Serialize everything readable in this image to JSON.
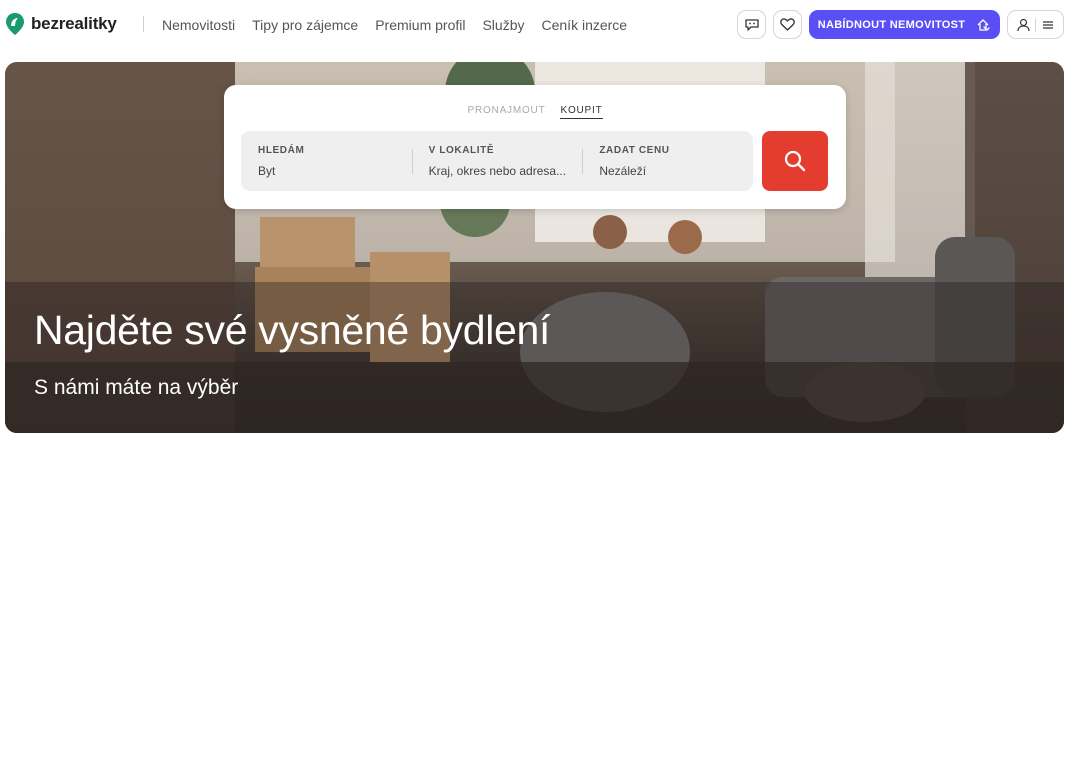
{
  "header": {
    "logo_text": "bezrealitky",
    "nav": [
      "Nemovitosti",
      "Tipy pro zájemce",
      "Premium profil",
      "Služby",
      "Ceník inzerce"
    ],
    "offer_button": "NABÍDNOUT NEMOVITOST"
  },
  "hero": {
    "title": "Najděte své vysněné bydlení",
    "subtitle": "S námi máte na výběr"
  },
  "search": {
    "tabs": [
      "PRONAJMOUT",
      "KOUPIT"
    ],
    "active_tab": "KOUPIT",
    "fields": [
      {
        "label": "HLEDÁM",
        "value": "Byt"
      },
      {
        "label": "V LOKALITĚ",
        "value": "Kraj, okres nebo adresa..."
      },
      {
        "label": "ZADAT CENU",
        "value": "Nezáleží"
      }
    ]
  },
  "colors": {
    "brand_green": "#1a9b6c",
    "offer_button": "#5a4ff5",
    "search_button": "#e43d2f"
  },
  "icons": [
    "logo-icon",
    "chat-icon",
    "heart-icon",
    "home-hand-icon",
    "user-icon",
    "menu-icon",
    "search-icon"
  ]
}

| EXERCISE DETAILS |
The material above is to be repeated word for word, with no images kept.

| SOLUTION |
Serialize everything readable in this image to JSON.
{
  "header": {
    "logo_text": "bezrealitky",
    "nav": [
      "Nemovitosti",
      "Tipy pro zájemce",
      "Premium profil",
      "Služby",
      "Ceník inzerce"
    ],
    "offer_button": "NABÍDNOUT NEMOVITOST"
  },
  "hero": {
    "title": "Najděte své vysněné bydlení",
    "subtitle": "S námi máte na výběr"
  },
  "search": {
    "tabs": [
      "PRONAJMOUT",
      "KOUPIT"
    ],
    "active_tab": "KOUPIT",
    "fields": [
      {
        "label": "HLEDÁM",
        "value": "Byt"
      },
      {
        "label": "V LOKALITĚ",
        "value": "Kraj, okres nebo adresa..."
      },
      {
        "label": "ZADAT CENU",
        "value": "Nezáleží"
      }
    ]
  },
  "colors": {
    "brand_green": "#1a9b6c",
    "offer_button": "#5a4ff5",
    "search_button": "#e43d2f"
  },
  "icons": [
    "logo-icon",
    "chat-icon",
    "heart-icon",
    "home-hand-icon",
    "user-icon",
    "menu-icon",
    "search-icon"
  ]
}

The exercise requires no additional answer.